### DESCRIPTION OF THE TASK
In the data, find the word "BLER" and copy out every line that has it.

[Opening DATA SHOWN section]

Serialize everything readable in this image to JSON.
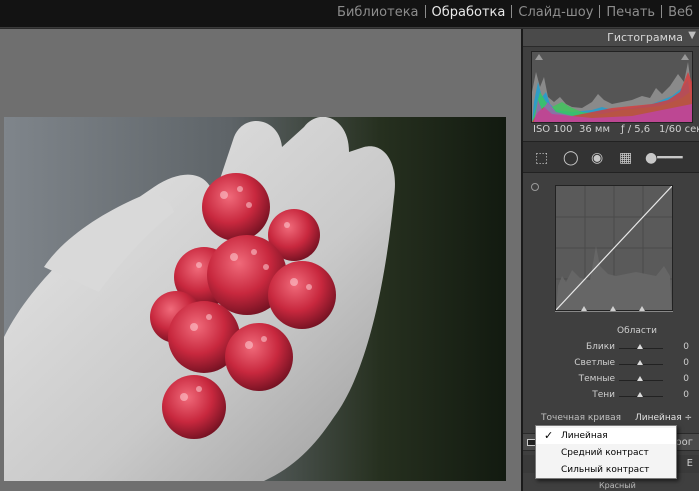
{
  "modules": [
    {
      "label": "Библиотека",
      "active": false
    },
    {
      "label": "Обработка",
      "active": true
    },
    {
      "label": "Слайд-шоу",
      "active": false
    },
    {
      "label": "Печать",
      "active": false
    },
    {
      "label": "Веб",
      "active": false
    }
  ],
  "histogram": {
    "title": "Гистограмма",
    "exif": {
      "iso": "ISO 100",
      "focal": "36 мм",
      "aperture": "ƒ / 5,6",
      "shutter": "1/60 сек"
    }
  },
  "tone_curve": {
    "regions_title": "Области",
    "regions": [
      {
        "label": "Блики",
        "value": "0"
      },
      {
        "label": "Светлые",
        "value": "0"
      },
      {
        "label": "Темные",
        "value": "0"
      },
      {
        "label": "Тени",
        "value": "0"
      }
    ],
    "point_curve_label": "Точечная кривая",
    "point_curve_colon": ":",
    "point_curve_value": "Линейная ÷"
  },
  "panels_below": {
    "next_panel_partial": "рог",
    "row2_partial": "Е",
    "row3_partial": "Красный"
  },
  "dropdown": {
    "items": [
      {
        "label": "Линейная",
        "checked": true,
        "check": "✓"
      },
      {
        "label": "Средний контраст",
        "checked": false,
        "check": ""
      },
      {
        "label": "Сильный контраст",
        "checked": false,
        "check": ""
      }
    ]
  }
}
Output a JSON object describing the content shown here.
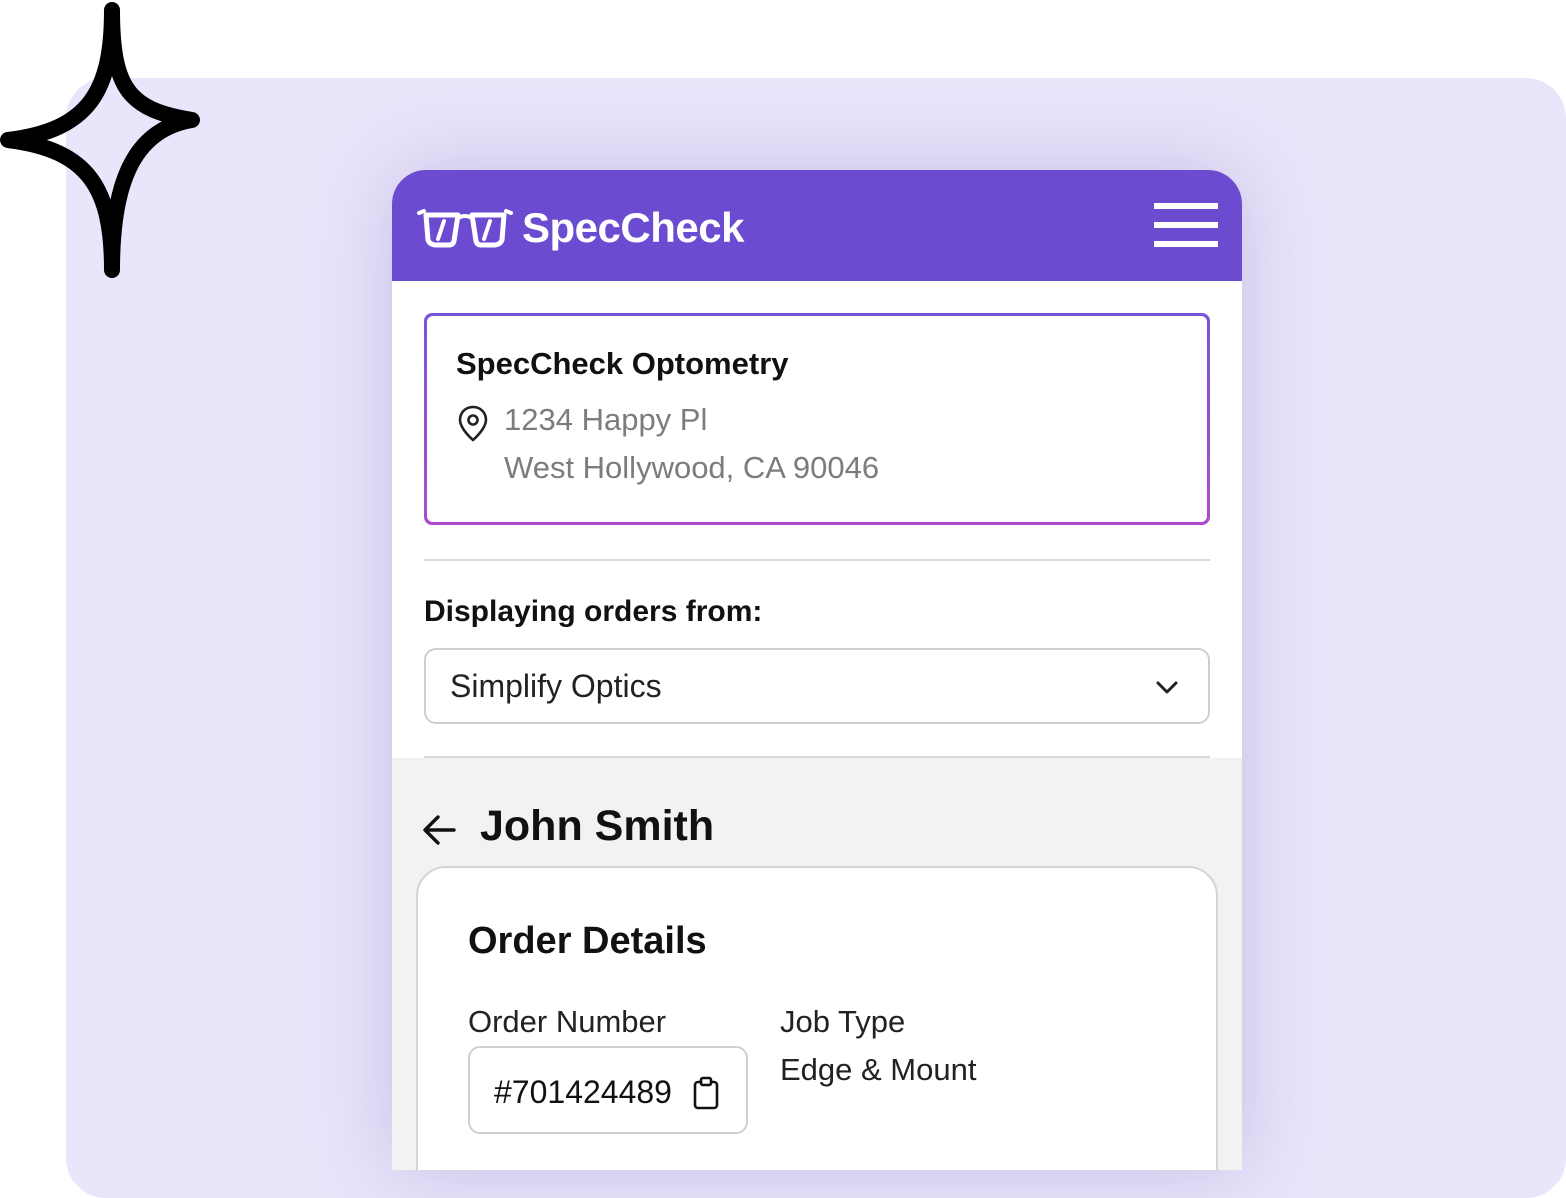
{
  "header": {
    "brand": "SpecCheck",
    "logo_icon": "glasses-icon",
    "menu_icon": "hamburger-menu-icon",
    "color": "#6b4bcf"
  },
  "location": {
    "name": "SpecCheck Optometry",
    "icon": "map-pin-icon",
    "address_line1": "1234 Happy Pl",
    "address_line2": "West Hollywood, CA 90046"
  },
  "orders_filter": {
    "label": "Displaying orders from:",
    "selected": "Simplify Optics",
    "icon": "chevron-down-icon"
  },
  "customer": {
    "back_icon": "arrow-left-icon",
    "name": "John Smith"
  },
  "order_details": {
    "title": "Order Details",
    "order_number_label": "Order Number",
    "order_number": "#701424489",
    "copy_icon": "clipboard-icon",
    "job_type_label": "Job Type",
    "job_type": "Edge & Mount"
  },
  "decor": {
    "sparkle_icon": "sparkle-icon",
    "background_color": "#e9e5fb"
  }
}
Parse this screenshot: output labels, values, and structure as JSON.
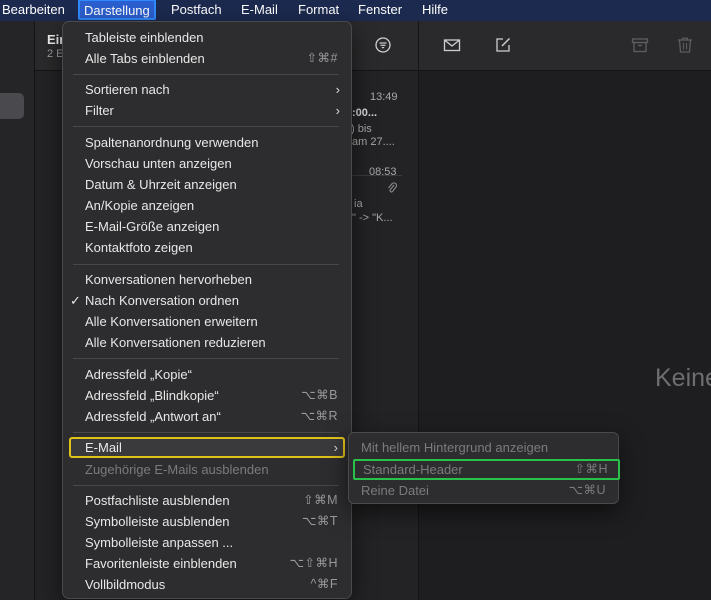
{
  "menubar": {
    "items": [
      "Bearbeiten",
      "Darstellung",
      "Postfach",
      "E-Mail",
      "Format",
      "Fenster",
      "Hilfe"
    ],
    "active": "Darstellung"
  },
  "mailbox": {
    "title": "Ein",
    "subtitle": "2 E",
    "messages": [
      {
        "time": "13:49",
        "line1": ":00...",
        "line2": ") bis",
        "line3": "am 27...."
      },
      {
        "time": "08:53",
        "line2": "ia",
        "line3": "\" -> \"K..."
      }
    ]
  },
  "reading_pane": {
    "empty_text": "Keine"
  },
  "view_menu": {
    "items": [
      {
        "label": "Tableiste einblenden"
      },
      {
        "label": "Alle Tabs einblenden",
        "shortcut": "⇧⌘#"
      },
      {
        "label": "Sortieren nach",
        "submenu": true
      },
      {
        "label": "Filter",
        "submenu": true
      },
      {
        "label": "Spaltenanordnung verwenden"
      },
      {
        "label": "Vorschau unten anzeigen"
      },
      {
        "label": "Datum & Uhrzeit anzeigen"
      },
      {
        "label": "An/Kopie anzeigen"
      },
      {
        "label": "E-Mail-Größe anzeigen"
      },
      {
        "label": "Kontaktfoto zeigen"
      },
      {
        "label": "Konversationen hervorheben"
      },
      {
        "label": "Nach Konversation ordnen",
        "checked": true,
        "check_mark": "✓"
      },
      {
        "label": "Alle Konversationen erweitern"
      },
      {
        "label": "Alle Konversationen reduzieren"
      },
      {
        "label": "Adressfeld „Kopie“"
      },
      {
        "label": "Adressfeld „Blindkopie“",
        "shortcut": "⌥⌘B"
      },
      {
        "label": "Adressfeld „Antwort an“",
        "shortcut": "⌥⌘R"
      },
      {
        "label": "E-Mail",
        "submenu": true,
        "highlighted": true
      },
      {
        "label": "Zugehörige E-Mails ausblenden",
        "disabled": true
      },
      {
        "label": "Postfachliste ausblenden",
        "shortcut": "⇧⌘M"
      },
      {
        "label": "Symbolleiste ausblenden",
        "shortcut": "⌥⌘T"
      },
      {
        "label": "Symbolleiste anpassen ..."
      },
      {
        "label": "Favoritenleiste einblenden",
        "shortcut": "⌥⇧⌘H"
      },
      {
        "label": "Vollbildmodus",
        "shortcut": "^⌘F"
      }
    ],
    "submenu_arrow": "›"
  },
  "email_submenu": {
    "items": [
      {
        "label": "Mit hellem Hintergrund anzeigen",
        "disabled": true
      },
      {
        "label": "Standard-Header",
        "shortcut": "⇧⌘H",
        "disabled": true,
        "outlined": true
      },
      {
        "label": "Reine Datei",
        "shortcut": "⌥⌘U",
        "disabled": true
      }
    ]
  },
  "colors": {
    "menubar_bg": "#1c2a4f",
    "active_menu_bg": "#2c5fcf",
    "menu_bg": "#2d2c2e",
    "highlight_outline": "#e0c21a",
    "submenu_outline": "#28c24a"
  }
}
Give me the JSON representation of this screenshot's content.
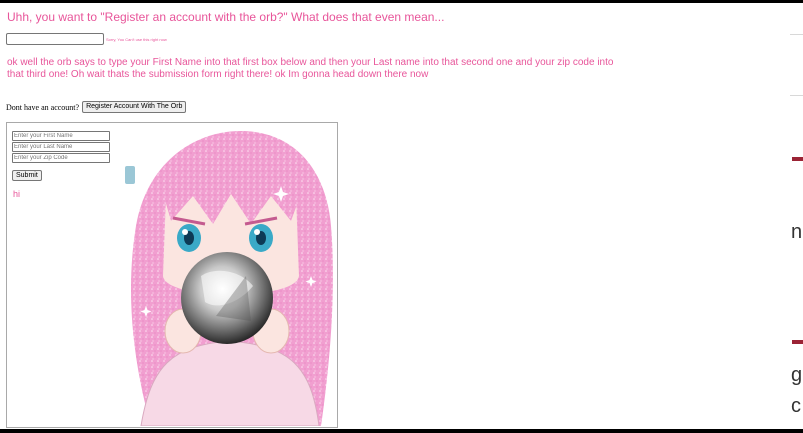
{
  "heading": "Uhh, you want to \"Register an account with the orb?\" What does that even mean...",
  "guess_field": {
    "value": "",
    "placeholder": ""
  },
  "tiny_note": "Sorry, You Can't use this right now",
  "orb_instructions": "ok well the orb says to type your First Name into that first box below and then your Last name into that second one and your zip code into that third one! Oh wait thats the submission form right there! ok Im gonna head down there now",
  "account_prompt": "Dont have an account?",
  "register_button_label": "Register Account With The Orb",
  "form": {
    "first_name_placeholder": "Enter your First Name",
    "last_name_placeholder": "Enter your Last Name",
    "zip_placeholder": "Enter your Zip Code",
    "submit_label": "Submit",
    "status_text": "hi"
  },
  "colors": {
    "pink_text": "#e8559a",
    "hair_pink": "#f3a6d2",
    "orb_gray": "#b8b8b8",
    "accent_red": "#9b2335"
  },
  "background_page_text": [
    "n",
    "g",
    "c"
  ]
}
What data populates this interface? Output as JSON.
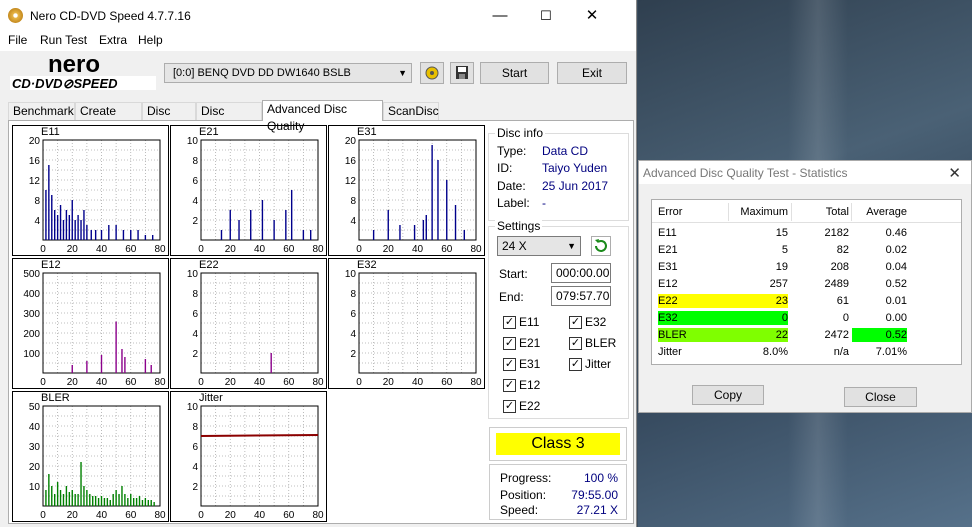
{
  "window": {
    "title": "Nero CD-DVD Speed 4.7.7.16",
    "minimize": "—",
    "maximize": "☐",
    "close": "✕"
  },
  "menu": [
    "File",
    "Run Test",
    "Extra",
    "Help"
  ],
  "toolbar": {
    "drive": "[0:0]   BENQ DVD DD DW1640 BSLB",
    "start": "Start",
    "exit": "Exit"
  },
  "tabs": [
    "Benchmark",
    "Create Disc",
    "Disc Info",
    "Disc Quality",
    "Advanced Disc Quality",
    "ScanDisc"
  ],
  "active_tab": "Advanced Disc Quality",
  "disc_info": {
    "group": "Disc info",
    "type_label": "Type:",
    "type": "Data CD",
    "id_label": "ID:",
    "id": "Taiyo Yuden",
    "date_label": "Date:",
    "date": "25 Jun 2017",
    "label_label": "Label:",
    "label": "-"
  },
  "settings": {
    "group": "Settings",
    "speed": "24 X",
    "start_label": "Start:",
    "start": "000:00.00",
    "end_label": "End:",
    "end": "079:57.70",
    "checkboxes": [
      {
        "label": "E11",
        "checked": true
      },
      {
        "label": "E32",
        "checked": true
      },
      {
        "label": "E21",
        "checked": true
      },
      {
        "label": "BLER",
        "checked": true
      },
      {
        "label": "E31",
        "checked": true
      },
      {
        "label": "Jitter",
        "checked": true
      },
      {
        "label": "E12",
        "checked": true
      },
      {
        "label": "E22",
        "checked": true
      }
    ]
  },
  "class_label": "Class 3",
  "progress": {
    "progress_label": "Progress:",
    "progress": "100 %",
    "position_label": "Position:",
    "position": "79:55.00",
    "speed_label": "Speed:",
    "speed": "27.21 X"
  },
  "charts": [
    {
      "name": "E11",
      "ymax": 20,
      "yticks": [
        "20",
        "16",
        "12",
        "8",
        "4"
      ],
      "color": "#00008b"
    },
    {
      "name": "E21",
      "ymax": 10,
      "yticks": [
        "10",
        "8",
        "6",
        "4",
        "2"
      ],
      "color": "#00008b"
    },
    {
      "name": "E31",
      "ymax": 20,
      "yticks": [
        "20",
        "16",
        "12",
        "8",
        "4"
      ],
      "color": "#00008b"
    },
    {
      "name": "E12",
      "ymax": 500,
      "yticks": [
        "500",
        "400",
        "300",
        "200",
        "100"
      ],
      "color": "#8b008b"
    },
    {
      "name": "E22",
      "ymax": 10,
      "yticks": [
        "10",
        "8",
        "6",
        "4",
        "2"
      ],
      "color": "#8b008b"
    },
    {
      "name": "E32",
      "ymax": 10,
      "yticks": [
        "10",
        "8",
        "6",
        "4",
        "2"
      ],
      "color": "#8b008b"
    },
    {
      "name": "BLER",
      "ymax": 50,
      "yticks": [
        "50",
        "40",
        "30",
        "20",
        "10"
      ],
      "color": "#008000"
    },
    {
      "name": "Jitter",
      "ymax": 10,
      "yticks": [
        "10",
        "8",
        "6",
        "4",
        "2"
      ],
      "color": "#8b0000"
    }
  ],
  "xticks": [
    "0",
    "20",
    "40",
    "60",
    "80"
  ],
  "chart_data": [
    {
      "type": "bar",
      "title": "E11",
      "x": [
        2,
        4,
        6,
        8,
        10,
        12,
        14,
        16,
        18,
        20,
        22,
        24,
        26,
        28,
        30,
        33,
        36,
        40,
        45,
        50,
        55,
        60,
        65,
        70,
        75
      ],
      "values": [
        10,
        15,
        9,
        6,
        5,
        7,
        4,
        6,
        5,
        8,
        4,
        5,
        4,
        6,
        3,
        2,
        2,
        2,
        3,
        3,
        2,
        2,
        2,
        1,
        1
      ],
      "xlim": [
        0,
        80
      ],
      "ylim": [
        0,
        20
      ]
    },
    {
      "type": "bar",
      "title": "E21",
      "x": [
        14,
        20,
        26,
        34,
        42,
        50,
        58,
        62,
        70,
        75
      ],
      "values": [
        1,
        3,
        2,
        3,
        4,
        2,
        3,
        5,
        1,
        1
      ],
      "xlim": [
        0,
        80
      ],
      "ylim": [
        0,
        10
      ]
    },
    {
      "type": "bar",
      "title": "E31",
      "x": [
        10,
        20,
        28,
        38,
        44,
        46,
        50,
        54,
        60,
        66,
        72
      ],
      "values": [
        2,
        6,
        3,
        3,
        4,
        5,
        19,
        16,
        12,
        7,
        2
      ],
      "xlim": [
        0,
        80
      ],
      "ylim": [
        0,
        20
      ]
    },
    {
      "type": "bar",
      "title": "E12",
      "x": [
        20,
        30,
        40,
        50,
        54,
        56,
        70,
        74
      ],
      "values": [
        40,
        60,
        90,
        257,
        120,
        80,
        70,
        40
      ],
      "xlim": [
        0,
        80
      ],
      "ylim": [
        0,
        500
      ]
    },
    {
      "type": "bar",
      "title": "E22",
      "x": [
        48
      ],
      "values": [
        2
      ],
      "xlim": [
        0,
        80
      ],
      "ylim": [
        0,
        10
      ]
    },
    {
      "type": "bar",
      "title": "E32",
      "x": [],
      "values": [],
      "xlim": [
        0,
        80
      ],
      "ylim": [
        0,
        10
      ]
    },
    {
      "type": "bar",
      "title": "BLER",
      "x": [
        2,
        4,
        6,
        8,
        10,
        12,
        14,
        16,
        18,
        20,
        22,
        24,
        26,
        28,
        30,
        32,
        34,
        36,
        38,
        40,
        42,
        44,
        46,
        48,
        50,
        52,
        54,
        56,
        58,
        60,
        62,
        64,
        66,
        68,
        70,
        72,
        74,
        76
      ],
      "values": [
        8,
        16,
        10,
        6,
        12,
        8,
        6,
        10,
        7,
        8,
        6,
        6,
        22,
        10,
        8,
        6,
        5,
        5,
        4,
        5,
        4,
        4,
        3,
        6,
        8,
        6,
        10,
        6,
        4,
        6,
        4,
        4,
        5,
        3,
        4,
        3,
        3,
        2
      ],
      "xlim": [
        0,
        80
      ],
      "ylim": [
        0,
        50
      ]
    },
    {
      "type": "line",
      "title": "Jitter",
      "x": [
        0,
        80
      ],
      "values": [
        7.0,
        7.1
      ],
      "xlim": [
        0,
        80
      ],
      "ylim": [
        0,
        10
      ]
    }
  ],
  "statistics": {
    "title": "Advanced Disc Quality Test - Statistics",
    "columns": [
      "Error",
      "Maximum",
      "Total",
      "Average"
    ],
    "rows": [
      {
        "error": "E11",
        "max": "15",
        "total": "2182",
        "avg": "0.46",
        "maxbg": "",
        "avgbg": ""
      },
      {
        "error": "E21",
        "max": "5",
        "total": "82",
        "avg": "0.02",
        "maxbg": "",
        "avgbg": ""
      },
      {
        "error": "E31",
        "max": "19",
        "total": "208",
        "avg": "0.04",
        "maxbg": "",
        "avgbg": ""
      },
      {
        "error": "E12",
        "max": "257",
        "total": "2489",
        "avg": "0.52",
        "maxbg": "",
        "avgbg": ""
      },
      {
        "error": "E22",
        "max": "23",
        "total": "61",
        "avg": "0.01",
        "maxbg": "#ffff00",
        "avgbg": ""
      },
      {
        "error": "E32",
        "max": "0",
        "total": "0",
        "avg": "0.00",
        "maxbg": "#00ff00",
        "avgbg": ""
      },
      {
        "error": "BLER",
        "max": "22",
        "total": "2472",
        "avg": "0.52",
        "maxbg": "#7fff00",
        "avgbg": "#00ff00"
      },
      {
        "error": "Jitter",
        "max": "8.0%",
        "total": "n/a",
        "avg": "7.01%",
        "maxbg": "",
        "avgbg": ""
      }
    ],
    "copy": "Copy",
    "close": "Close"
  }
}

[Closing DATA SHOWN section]

### REPLY
        "label": "BLER",
      "name": "BLER",
      "title": "BLER",
        "error": "BLER",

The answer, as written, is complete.